1997 Milligan College’s thirteenth president, Marshall Leggett (1951, Fide et Amore, president 1982-1997) faced his last day on the job. After fifteen years at the helm, Leggett passed the leadership of Milligan College on to Donald R. Jeanes (Fide et Amore, ΦΑΘ, 1968, president 1997-2011). It was the first time in the college’s history that the presidency had passed from one alumnus to another.
2006 Milligan College and Standard Publishing Company recognized nine National Leaders in Christian Service at the North American Christian Convention in Louisville, KY. Those honored were Tommy Greer, Johnson City, TN; H. David Hale, Louisville, KY; Troy Hammond (1989), Pittsburgh, PA; Jim Hensely, Bristol, TN; Ellen Myatt, Blountville, TN; Virgil and Carol Plymale, Columbus, OH; and Mark Webb (1972), Bristol, TN.
Birthdays: In 1685 Beggar’s Opera librettist John Gay in Barnstaple, England . . . in 1768 Elizabeth Kortright Monroe, our fifth First Lady, in New York, NY . . . in 1917 Buddy Rich in Brooklyn, NY; and in the same year, Lena Horne, also in Brooklyn . . . in 1925 Dr. Bill Lillard, who attended Milligan College during the U.S. Navy V-12 years. Lillard served in WWII, and went on to take a PhD from the University of Oklahoma, and later become President of the University of Central Oklahoma (previously Central State University) 1975-1992. http://library.uco.edu/archives/ucohistory/university-presidents_details.cfm?PID=19
Elsewhere . . .
In 1780 Benjamin Randall organized a fellowship of churches known as Free Will Baptists in New Hampshire. It became one of the early branches of the National Association of Free Will Baptists, which formed in 1935.
In 1834 Congress created the Indian Territory, now known as Oklahoma.
In 1908 the Tunguska Event transpired in Krasnoyarsk Krai, Central Siberia – a massive giant explosion and fireball, caused perhaps by the air burst of a meteor or comet fragment several kilometers across – although scientists still debate the cause of the devastation.
In 1914 British officials arrested Mohandes Gandhi for the first of numerous violations as he campaigned for Indian independence.
In 1934, with the “Night of the Long Knives,” Adolf Hitler ordered the murder of more than one hundred political opponents and rivals.
In 1936 Margaret Mitchell’s Gone with the Wind is published on this day.
In 1940 Dale Messick first published his newspaper comic strip “Brenda Starr.”
In 1960 The Belgian Congo gained its independence and renamed itself Zaire.
In 1971, when Ohio, as the thirty-eighth state, approved the Twenty-sixth Amendment, it became law. The amendment lowered the national voting age to eighteen.
In 1972 June 30 lasted one second longer than ever before.

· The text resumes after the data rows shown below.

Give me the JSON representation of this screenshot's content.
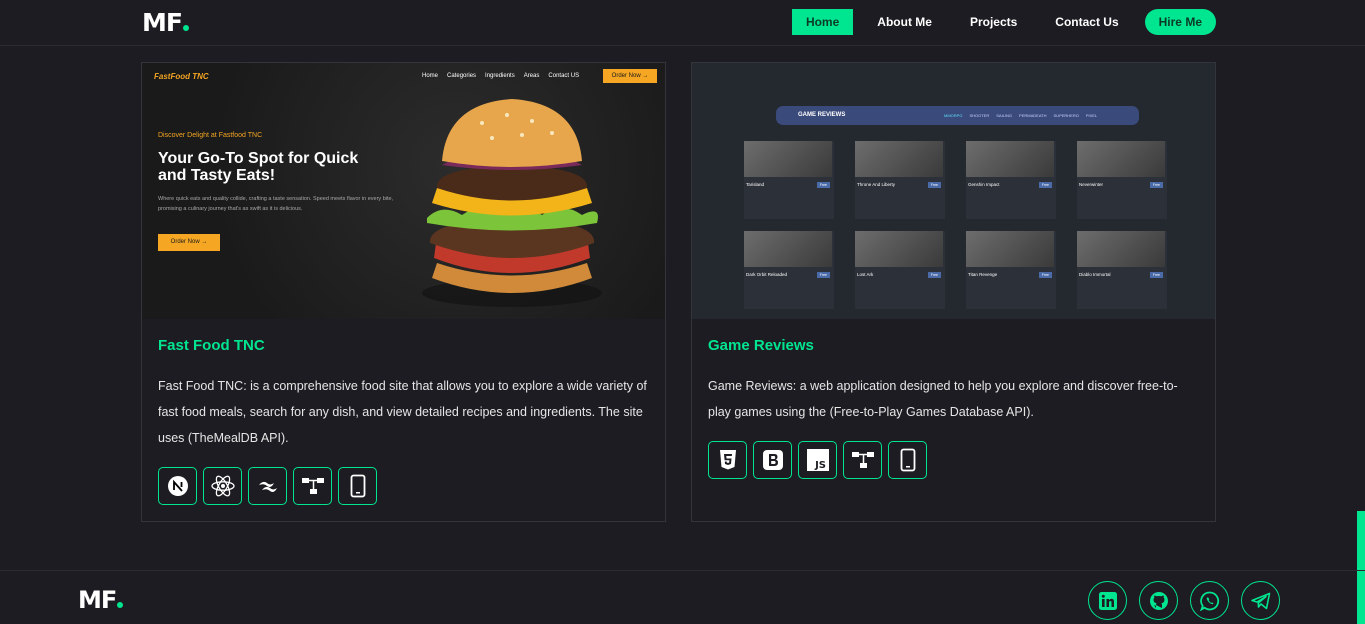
{
  "header": {
    "logo_text": "MF",
    "nav": [
      {
        "label": "Home",
        "active": true
      },
      {
        "label": "About Me"
      },
      {
        "label": "Projects"
      },
      {
        "label": "Contact Us"
      }
    ],
    "hire_label": "Hire Me"
  },
  "projects": [
    {
      "title": "Fast Food TNC",
      "description": "Fast Food TNC: is a comprehensive food site that allows you to explore a wide variety of fast food meals, search for any dish, and view detailed recipes and ingredients. The site uses (TheMealDB API).",
      "tech_icons": [
        "nextjs-icon",
        "react-icon",
        "tailwind-icon",
        "api-icon",
        "responsive-icon"
      ],
      "preview": {
        "logo": "FastFood TNC",
        "nav": [
          "Home",
          "Categories",
          "Ingredients",
          "Areas",
          "Contact US"
        ],
        "order_button": "Order Now →",
        "kicker": "Discover Delight at Fastfood TNC",
        "headline": "Your Go-To Spot for Quick and Tasty Eats!",
        "subtext": "Where quick eats and quality collide, crafting a taste sensation. Speed meets flavor in every bite, promising a culinary journey that's as swift as it is delicious.",
        "cta": "Order Now →"
      }
    },
    {
      "title": "Game Reviews",
      "description": "Game Reviews: a web application designed to help you explore and discover free-to-play games using the (Free-to-Play Games Database API).",
      "tech_icons": [
        "html5-icon",
        "bootstrap-icon",
        "javascript-icon",
        "api-icon",
        "responsive-icon"
      ],
      "preview": {
        "title": "GAME REVIEWS",
        "categories": [
          "MMORPG",
          "SHOOTER",
          "SAILING",
          "PERMADEATH",
          "SUPERHERO",
          "PIXEL"
        ],
        "games": [
          {
            "name": "Tarisland",
            "tag": "Free"
          },
          {
            "name": "Throne And Liberty",
            "tag": "Free"
          },
          {
            "name": "Genshin Impact",
            "tag": "Free"
          },
          {
            "name": "Neverwinter",
            "tag": "Free"
          },
          {
            "name": "Dark Orbit Reloaded",
            "tag": "Free"
          },
          {
            "name": "Lost Ark",
            "tag": "Free"
          },
          {
            "name": "Titan Revenge",
            "tag": "Free"
          },
          {
            "name": "Diablo Immortal",
            "tag": "Free"
          }
        ]
      }
    }
  ],
  "footer": {
    "logo_text": "MF",
    "socials": [
      "linkedin-icon",
      "github-icon",
      "whatsapp-icon",
      "telegram-icon"
    ]
  },
  "colors": {
    "accent": "#00e58f",
    "background": "#1c1c22",
    "food_accent": "#f5a623"
  }
}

It was the first “leap second.” Other June leap seconds followed in 1981, 1982, 1983, 1985, 1992, 1993, 1994, and 1997. Similar adjustments have been made fifteen times on December 31.
Do you know something that happened on this day in Milligan history? Is this the birthday of a Milligan personality? The anniversary of a Milligan event? If so, send it to Phi Alpha Theta at firstname.lastname@example.org.